*WORK INSTRUCTIONS:*
Every entry that follows should be written out again exactly.

(Website and app data records)

--- START ---

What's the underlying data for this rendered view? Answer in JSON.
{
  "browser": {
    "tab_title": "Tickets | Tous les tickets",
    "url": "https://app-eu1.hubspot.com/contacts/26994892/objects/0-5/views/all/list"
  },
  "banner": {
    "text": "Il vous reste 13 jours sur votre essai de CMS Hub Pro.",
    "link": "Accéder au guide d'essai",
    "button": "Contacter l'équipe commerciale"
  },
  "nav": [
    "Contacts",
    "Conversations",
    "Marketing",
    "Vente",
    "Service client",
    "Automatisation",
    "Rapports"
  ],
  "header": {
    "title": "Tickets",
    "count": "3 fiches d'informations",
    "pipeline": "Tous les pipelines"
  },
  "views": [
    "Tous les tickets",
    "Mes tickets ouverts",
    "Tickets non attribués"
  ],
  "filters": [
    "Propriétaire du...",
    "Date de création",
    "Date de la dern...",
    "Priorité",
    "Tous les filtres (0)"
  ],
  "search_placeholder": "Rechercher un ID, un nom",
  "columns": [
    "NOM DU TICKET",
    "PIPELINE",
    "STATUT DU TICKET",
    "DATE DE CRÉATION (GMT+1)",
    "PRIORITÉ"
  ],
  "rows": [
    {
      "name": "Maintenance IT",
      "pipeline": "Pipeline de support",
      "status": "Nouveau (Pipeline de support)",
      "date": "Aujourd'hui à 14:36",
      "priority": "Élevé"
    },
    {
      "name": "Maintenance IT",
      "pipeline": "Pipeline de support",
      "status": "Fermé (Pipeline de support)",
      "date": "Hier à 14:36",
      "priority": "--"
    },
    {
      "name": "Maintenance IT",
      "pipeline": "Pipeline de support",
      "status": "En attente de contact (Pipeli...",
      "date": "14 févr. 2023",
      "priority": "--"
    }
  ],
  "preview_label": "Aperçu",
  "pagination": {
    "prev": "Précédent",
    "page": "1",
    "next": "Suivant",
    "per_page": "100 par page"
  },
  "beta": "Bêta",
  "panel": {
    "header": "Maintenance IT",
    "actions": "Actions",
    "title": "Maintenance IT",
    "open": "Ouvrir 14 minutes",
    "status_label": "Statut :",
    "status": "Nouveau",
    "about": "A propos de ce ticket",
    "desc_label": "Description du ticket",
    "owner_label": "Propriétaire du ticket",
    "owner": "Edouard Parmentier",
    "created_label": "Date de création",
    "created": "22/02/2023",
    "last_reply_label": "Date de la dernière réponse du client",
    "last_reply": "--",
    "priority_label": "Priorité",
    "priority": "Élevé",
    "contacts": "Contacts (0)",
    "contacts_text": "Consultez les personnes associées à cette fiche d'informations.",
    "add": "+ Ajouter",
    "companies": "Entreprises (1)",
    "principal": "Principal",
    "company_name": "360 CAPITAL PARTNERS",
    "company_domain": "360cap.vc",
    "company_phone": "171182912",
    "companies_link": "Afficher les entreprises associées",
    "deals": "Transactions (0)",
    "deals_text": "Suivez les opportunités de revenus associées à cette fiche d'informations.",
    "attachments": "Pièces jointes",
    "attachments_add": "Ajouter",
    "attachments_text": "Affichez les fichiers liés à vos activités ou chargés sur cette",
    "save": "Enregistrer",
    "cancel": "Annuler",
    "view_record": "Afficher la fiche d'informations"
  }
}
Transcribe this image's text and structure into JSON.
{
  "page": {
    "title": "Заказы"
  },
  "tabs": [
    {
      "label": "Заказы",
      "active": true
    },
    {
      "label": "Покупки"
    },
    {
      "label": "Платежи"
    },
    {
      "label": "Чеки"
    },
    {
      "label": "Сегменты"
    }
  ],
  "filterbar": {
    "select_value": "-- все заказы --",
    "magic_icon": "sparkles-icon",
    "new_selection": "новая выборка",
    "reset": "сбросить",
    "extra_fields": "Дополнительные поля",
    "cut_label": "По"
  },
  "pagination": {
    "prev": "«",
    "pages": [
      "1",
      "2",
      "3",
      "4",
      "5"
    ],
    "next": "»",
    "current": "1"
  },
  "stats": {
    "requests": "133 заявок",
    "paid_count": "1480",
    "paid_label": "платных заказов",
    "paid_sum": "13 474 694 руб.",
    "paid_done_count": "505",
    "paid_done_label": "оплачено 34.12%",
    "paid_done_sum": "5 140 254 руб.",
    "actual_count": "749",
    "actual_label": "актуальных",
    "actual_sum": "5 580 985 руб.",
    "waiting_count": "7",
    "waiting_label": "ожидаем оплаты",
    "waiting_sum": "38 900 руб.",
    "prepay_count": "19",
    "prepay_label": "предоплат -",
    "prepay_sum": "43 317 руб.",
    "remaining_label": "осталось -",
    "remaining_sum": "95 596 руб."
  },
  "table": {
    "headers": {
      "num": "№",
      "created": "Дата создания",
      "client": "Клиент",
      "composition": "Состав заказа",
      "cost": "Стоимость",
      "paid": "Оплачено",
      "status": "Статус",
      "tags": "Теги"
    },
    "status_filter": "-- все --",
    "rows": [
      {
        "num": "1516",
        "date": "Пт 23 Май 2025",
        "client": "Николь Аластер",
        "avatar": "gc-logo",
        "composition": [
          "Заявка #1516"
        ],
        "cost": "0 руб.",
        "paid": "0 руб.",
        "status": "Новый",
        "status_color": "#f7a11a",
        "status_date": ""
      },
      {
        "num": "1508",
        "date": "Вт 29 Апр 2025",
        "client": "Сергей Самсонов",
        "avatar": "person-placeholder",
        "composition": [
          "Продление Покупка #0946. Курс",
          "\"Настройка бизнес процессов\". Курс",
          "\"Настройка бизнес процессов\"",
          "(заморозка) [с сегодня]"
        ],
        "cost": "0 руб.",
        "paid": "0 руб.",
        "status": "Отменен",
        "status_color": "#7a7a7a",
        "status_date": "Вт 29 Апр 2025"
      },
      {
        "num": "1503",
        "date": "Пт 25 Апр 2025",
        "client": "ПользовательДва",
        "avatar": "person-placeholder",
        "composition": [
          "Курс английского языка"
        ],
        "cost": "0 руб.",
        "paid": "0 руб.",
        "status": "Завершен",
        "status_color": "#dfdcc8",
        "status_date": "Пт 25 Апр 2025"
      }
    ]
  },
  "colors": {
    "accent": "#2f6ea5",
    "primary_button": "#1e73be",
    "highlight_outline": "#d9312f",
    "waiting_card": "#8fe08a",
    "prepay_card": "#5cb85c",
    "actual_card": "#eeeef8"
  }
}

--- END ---

*OUTPUT OF THE TASK:*
What's the underlying data for this rendered view? Answer in JSON.
{
  "browser": {
    "tab_title": "Tickets | Tous les tickets",
    "url": "https://app-eu1.hubspot.com/contacts/26994892/objects/0-5/views/all/list"
  },
  "banner": {
    "text": "Il vous reste 13 jours sur votre essai de CMS Hub Pro.",
    "link": "Accéder au guide d'essai",
    "button": "Contacter l'équipe commerciale"
  },
  "nav": [
    "Contacts",
    "Conversations",
    "Marketing",
    "Vente",
    "Service client",
    "Automatisation",
    "Rapports"
  ],
  "header": {
    "title": "Tickets",
    "count": "3 fiches d'informations",
    "pipeline": "Tous les pipelines"
  },
  "views": [
    "Tous les tickets",
    "Mes tickets ouverts",
    "Tickets non attribués"
  ],
  "filters": [
    "Propriétaire du...",
    "Date de création",
    "Date de la dern...",
    "Priorité",
    "Tous les filtres (0)"
  ],
  "search_placeholder": "Rechercher un ID, un nom",
  "columns": [
    "NOM DU TICKET",
    "PIPELINE",
    "STATUT DU TICKET",
    "DATE DE CRÉATION (GMT+1)",
    "PRIORITÉ"
  ],
  "rows": [
    {
      "name": "Maintenance IT",
      "pipeline": "Pipeline de support",
      "status": "Nouveau (Pipeline de support)",
      "date": "Aujourd'hui à 14:36",
      "priority": "Élevé"
    },
    {
      "name": "Maintenance IT",
      "pipeline": "Pipeline de support",
      "status": "Fermé (Pipeline de support)",
      "date": "Hier à 14:36",
      "priority": "--"
    },
    {
      "name": "Maintenance IT",
      "pipeline": "Pipeline de support",
      "status": "En attente de contact (Pipeli...",
      "date": "14 févr. 2023",
      "priority": "--"
    }
  ],
  "preview_label": "Aperçu",
  "pagination": {
    "prev": "Précédent",
    "page": "1",
    "next": "Suivant",
    "per_page": "100 par page"
  },
  "beta": "Bêta",
  "panel": {
    "header": "Maintenance IT",
    "actions": "Actions",
    "title": "Maintenance IT",
    "open": "Ouvrir 14 minutes",
    "status_label": "Statut :",
    "status": "Nouveau",
    "about": "A propos de ce ticket",
    "desc_label": "Description du ticket",
    "owner_label": "Propriétaire du ticket",
    "owner": "Edouard Parmentier",
    "created_label": "Date de création",
    "created": "22/02/2023",
    "last_reply_label": "Date de la dernière réponse du client",
    "last_reply": "--",
    "priority_label": "Priorité",
    "priority": "Élevé",
    "contacts": "Contacts (0)",
    "contacts_text": "Consultez les personnes associées à cette fiche d'informations.",
    "add": "+ Ajouter",
    "companies": "Entreprises (1)",
    "principal": "Principal",
    "company_name": "360 CAPITAL PARTNERS",
    "company_domain": "360cap.vc",
    "company_phone": "171182912",
    "companies_link": "Afficher les entreprises associées",
    "deals": "Transactions (0)",
    "deals_text": "Suivez les opportunités de revenus associées à cette fiche d'informations.",
    "attachments": "Pièces jointes",
    "attachments_add": "Ajouter",
    "attachments_text": "Affichez les fichiers liés à vos activités ou chargés sur cette",
    "save": "Enregistrer",
    "cancel": "Annuler",
    "view_record": "Afficher la fiche d'informations"
  }
}
Transcribe this image's text and structure into JSON.
{
  "page": {
    "title": "Заказы"
  },
  "tabs": [
    {
      "label": "Заказы",
      "active": true
    },
    {
      "label": "Покупки"
    },
    {
      "label": "Платежи"
    },
    {
      "label": "Чеки"
    },
    {
      "label": "Сегменты"
    }
  ],
  "filterbar": {
    "select_value": "-- все заказы --",
    "magic_icon": "sparkles-icon",
    "new_selection": "новая выборка",
    "reset": "сбросить",
    "extra_fields": "Дополнительные поля",
    "cut_label": "По"
  },
  "pagination": {
    "prev": "«",
    "pages": [
      "1",
      "2",
      "3",
      "4",
      "5"
    ],
    "next": "»",
    "current": "1"
  },
  "stats": {
    "requests": "133 заявок",
    "paid_count": "1480",
    "paid_label": "платных заказов",
    "paid_sum": "13 474 694 руб.",
    "paid_done_count": "505",
    "paid_done_label": "оплачено 34.12%",
    "paid_done_sum": "5 140 254 руб.",
    "actual_count": "749",
    "actual_label": "актуальных",
    "actual_sum": "5 580 985 руб.",
    "waiting_count": "7",
    "waiting_label": "ожидаем оплаты",
    "waiting_sum": "38 900 руб.",
    "prepay_count": "19",
    "prepay_label": "предоплат -",
    "prepay_sum": "43 317 руб.",
    "remaining_label": "осталось -",
    "remaining_sum": "95 596 руб."
  },
  "table": {
    "headers": {
      "num": "№",
      "created": "Дата создания",
      "client": "Клиент",
      "composition": "Состав заказа",
      "cost": "Стоимость",
      "paid": "Оплачено",
      "status": "Статус",
      "tags": "Теги"
    },
    "status_filter": "-- все --",
    "rows": [
      {
        "num": "1516",
        "date": "Пт 23 Май 2025",
        "client": "Николь Аластер",
        "avatar": "gc-logo",
        "composition": [
          "Заявка #1516"
        ],
        "cost": "0 руб.",
        "paid": "0 руб.",
        "status": "Новый",
        "status_color": "#f7a11a",
        "status_date": ""
      },
      {
        "num": "1508",
        "date": "Вт 29 Апр 2025",
        "client": "Сергей Самсонов",
        "avatar": "person-placeholder",
        "composition": [
          "Продление Покупка #0946. Курс",
          "\"Настройка бизнес процессов\". Курс",
          "\"Настройка бизнес процессов\"",
          "(заморозка) [с сегодня]"
        ],
        "cost": "0 руб.",
        "paid": "0 руб.",
        "status": "Отменен",
        "status_color": "#7a7a7a",
        "status_date": "Вт 29 Апр 2025"
      },
      {
        "num": "1503",
        "date": "Пт 25 Апр 2025",
        "client": "ПользовательДва",
        "avatar": "person-placeholder",
        "composition": [
          "Курс английского языка"
        ],
        "cost": "0 руб.",
        "paid": "0 руб.",
        "status": "Завершен",
        "status_color": "#dfdcc8",
        "status_date": "Пт 25 Апр 2025"
      }
    ]
  },
  "colors": {
    "accent": "#2f6ea5",
    "primary_button": "#1e73be",
    "highlight_outline": "#d9312f",
    "waiting_card": "#8fe08a",
    "prepay_card": "#5cb85c",
    "actual_card": "#eeeef8"
  }
}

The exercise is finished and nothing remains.